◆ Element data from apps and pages
== == ==

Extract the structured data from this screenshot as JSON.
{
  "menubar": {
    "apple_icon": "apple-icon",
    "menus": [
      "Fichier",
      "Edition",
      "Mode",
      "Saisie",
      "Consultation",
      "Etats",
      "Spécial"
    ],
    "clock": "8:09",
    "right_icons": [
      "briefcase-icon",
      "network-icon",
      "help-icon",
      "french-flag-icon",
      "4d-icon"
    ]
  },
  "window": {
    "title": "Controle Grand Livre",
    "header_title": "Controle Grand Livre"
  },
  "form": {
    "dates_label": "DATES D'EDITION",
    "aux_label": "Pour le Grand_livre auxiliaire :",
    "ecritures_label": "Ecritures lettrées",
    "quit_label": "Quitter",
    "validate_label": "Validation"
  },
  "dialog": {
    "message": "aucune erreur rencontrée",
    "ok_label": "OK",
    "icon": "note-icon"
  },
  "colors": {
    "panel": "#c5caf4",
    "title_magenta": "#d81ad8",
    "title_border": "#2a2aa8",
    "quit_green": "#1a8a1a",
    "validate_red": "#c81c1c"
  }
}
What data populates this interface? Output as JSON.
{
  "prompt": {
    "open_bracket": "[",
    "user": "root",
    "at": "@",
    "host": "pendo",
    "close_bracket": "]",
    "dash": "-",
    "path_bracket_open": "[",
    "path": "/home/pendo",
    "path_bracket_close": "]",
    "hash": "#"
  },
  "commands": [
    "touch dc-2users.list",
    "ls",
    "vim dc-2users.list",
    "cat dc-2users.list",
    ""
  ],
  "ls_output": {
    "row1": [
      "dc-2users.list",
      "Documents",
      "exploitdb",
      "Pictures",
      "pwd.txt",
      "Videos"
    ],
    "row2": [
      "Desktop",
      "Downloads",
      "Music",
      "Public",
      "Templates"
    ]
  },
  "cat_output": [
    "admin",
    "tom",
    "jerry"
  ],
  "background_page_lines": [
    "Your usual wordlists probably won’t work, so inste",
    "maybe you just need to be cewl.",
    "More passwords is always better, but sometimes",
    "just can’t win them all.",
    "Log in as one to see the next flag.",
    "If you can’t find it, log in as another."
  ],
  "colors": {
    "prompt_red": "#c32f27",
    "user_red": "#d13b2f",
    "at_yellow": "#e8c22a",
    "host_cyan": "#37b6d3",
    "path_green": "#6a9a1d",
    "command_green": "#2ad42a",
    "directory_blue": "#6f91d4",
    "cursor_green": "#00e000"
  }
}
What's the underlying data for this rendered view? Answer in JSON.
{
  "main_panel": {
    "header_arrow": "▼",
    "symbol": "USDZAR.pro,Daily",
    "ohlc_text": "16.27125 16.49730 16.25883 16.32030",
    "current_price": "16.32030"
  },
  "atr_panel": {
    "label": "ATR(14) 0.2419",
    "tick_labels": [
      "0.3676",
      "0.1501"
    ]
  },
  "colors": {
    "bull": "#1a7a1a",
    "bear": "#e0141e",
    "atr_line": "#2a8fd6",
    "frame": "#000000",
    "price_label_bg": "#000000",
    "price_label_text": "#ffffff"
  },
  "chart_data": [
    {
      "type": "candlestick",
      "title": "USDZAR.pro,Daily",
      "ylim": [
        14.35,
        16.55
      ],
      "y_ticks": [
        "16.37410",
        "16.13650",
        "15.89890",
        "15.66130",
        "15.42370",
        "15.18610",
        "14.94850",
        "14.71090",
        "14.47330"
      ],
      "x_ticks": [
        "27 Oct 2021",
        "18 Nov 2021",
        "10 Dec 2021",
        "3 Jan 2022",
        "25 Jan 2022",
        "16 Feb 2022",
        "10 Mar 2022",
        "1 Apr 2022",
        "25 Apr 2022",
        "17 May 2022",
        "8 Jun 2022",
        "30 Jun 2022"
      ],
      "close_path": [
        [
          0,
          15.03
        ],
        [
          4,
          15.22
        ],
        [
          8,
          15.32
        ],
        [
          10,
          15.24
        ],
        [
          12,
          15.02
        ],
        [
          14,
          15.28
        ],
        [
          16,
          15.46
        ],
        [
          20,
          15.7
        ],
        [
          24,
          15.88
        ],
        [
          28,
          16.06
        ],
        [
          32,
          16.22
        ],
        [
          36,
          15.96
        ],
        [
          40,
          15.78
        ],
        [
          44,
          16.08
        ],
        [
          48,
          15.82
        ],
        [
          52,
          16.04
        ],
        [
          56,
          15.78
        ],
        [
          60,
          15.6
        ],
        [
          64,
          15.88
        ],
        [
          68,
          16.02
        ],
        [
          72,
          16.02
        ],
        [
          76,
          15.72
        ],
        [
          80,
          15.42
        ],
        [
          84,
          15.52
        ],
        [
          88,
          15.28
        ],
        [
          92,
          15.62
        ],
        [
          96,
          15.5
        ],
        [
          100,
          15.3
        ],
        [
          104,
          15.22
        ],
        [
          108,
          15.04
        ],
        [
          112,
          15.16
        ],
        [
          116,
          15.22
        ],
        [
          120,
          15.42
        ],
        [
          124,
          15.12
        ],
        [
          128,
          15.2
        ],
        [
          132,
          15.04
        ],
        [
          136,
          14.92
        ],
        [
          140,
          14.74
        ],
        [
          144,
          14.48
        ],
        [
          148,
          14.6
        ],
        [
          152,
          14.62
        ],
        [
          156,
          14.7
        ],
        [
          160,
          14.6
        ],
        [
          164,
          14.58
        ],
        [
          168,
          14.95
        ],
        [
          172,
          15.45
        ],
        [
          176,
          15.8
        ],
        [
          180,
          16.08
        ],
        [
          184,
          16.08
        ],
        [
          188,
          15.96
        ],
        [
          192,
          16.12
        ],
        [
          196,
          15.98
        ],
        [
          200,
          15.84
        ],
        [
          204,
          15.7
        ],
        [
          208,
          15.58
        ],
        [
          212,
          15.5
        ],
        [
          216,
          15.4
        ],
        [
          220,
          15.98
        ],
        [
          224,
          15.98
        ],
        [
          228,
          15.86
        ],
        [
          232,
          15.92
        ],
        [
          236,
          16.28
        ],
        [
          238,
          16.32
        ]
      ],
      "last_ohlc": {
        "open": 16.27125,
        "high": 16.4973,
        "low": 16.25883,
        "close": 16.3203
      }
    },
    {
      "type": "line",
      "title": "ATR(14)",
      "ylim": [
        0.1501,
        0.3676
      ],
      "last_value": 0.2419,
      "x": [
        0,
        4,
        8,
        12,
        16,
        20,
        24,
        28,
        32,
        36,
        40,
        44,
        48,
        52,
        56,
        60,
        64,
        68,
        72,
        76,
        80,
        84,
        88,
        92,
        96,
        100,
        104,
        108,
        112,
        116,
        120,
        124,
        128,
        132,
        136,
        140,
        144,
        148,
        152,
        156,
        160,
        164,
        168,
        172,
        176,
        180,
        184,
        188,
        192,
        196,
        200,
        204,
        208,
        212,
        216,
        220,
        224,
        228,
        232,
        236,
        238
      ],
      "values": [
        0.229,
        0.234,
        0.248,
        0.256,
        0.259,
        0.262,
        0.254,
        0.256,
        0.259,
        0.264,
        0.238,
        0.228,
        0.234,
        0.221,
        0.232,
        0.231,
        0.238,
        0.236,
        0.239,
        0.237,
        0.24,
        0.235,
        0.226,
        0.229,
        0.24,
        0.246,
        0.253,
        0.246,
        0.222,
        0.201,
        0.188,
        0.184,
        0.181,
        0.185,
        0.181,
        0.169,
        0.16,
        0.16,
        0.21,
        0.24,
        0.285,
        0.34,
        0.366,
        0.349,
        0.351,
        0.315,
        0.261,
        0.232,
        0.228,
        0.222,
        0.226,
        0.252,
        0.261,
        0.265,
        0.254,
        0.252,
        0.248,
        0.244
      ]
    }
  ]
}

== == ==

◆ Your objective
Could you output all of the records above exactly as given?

◆ Written solution
Extract the structured data from this screenshot as JSON.
{
  "menubar": {
    "apple_icon": "apple-icon",
    "menus": [
      "Fichier",
      "Edition",
      "Mode",
      "Saisie",
      "Consultation",
      "Etats",
      "Spécial"
    ],
    "clock": "8:09",
    "right_icons": [
      "briefcase-icon",
      "network-icon",
      "help-icon",
      "french-flag-icon",
      "4d-icon"
    ]
  },
  "window": {
    "title": "Controle Grand Livre",
    "header_title": "Controle Grand Livre"
  },
  "form": {
    "dates_label": "DATES D'EDITION",
    "aux_label": "Pour le Grand_livre auxiliaire :",
    "ecritures_label": "Ecritures lettrées",
    "quit_label": "Quitter",
    "validate_label": "Validation"
  },
  "dialog": {
    "message": "aucune erreur rencontrée",
    "ok_label": "OK",
    "icon": "note-icon"
  },
  "colors": {
    "panel": "#c5caf4",
    "title_magenta": "#d81ad8",
    "title_border": "#2a2aa8",
    "quit_green": "#1a8a1a",
    "validate_red": "#c81c1c"
  }
}
What data populates this interface? Output as JSON.
{
  "prompt": {
    "open_bracket": "[",
    "user": "root",
    "at": "@",
    "host": "pendo",
    "close_bracket": "]",
    "dash": "-",
    "path_bracket_open": "[",
    "path": "/home/pendo",
    "path_bracket_close": "]",
    "hash": "#"
  },
  "commands": [
    "touch dc-2users.list",
    "ls",
    "vim dc-2users.list",
    "cat dc-2users.list",
    ""
  ],
  "ls_output": {
    "row1": [
      "dc-2users.list",
      "Documents",
      "exploitdb",
      "Pictures",
      "pwd.txt",
      "Videos"
    ],
    "row2": [
      "Desktop",
      "Downloads",
      "Music",
      "Public",
      "Templates"
    ]
  },
  "cat_output": [
    "admin",
    "tom",
    "jerry"
  ],
  "background_page_lines": [
    "Your usual wordlists probably won’t work, so inste",
    "maybe you just need to be cewl.",
    "More passwords is always better, but sometimes",
    "just can’t win them all.",
    "Log in as one to see the next flag.",
    "If you can’t find it, log in as another."
  ],
  "colors": {
    "prompt_red": "#c32f27",
    "user_red": "#d13b2f",
    "at_yellow": "#e8c22a",
    "host_cyan": "#37b6d3",
    "path_green": "#6a9a1d",
    "command_green": "#2ad42a",
    "directory_blue": "#6f91d4",
    "cursor_green": "#00e000"
  }
}
What's the underlying data for this rendered view? Answer in JSON.
{
  "main_panel": {
    "header_arrow": "▼",
    "symbol": "USDZAR.pro,Daily",
    "ohlc_text": "16.27125 16.49730 16.25883 16.32030",
    "current_price": "16.32030"
  },
  "atr_panel": {
    "label": "ATR(14) 0.2419",
    "tick_labels": [
      "0.3676",
      "0.1501"
    ]
  },
  "colors": {
    "bull": "#1a7a1a",
    "bear": "#e0141e",
    "atr_line": "#2a8fd6",
    "frame": "#000000",
    "price_label_bg": "#000000",
    "price_label_text": "#ffffff"
  },
  "chart_data": [
    {
      "type": "candlestick",
      "title": "USDZAR.pro,Daily",
      "ylim": [
        14.35,
        16.55
      ],
      "y_ticks": [
        "16.37410",
        "16.13650",
        "15.89890",
        "15.66130",
        "15.42370",
        "15.18610",
        "14.94850",
        "14.71090",
        "14.47330"
      ],
      "x_ticks": [
        "27 Oct 2021",
        "18 Nov 2021",
        "10 Dec 2021",
        "3 Jan 2022",
        "25 Jan 2022",
        "16 Feb 2022",
        "10 Mar 2022",
        "1 Apr 2022",
        "25 Apr 2022",
        "17 May 2022",
        "8 Jun 2022",
        "30 Jun 2022"
      ],
      "close_path": [
        [
          0,
          15.03
        ],
        [
          4,
          15.22
        ],
        [
          8,
          15.32
        ],
        [
          10,
          15.24
        ],
        [
          12,
          15.02
        ],
        [
          14,
          15.28
        ],
        [
          16,
          15.46
        ],
        [
          20,
          15.7
        ],
        [
          24,
          15.88
        ],
        [
          28,
          16.06
        ],
        [
          32,
          16.22
        ],
        [
          36,
          15.96
        ],
        [
          40,
          15.78
        ],
        [
          44,
          16.08
        ],
        [
          48,
          15.82
        ],
        [
          52,
          16.04
        ],
        [
          56,
          15.78
        ],
        [
          60,
          15.6
        ],
        [
          64,
          15.88
        ],
        [
          68,
          16.02
        ],
        [
          72,
          16.02
        ],
        [
          76,
          15.72
        ],
        [
          80,
          15.42
        ],
        [
          84,
          15.52
        ],
        [
          88,
          15.28
        ],
        [
          92,
          15.62
        ],
        [
          96,
          15.5
        ],
        [
          100,
          15.3
        ],
        [
          104,
          15.22
        ],
        [
          108,
          15.04
        ],
        [
          112,
          15.16
        ],
        [
          116,
          15.22
        ],
        [
          120,
          15.42
        ],
        [
          124,
          15.12
        ],
        [
          128,
          15.2
        ],
        [
          132,
          15.04
        ],
        [
          136,
          14.92
        ],
        [
          140,
          14.74
        ],
        [
          144,
          14.48
        ],
        [
          148,
          14.6
        ],
        [
          152,
          14.62
        ],
        [
          156,
          14.7
        ],
        [
          160,
          14.6
        ],
        [
          164,
          14.58
        ],
        [
          168,
          14.95
        ],
        [
          172,
          15.45
        ],
        [
          176,
          15.8
        ],
        [
          180,
          16.08
        ],
        [
          184,
          16.08
        ],
        [
          188,
          15.96
        ],
        [
          192,
          16.12
        ],
        [
          196,
          15.98
        ],
        [
          200,
          15.84
        ],
        [
          204,
          15.7
        ],
        [
          208,
          15.58
        ],
        [
          212,
          15.5
        ],
        [
          216,
          15.4
        ],
        [
          220,
          15.98
        ],
        [
          224,
          15.98
        ],
        [
          228,
          15.86
        ],
        [
          232,
          15.92
        ],
        [
          236,
          16.28
        ],
        [
          238,
          16.32
        ]
      ],
      "last_ohlc": {
        "open": 16.27125,
        "high": 16.4973,
        "low": 16.25883,
        "close": 16.3203
      }
    },
    {
      "type": "line",
      "title": "ATR(14)",
      "ylim": [
        0.1501,
        0.3676
      ],
      "last_value": 0.2419,
      "x": [
        0,
        4,
        8,
        12,
        16,
        20,
        24,
        28,
        32,
        36,
        40,
        44,
        48,
        52,
        56,
        60,
        64,
        68,
        72,
        76,
        80,
        84,
        88,
        92,
        96,
        100,
        104,
        108,
        112,
        116,
        120,
        124,
        128,
        132,
        136,
        140,
        144,
        148,
        152,
        156,
        160,
        164,
        168,
        172,
        176,
        180,
        184,
        188,
        192,
        196,
        200,
        204,
        208,
        212,
        216,
        220,
        224,
        228,
        232,
        236,
        238
      ],
      "values": [
        0.229,
        0.234,
        0.248,
        0.256,
        0.259,
        0.262,
        0.254,
        0.256,
        0.259,
        0.264,
        0.238,
        0.228,
        0.234,
        0.221,
        0.232,
        0.231,
        0.238,
        0.236,
        0.239,
        0.237,
        0.24,
        0.235,
        0.226,
        0.229,
        0.24,
        0.246,
        0.253,
        0.246,
        0.222,
        0.201,
        0.188,
        0.184,
        0.181,
        0.185,
        0.181,
        0.169,
        0.16,
        0.16,
        0.21,
        0.24,
        0.285,
        0.34,
        0.366,
        0.349,
        0.351,
        0.315,
        0.261,
        0.232,
        0.228,
        0.222,
        0.226,
        0.252,
        0.261,
        0.265,
        0.254,
        0.252,
        0.248,
        0.244
      ]
    }
  ]
}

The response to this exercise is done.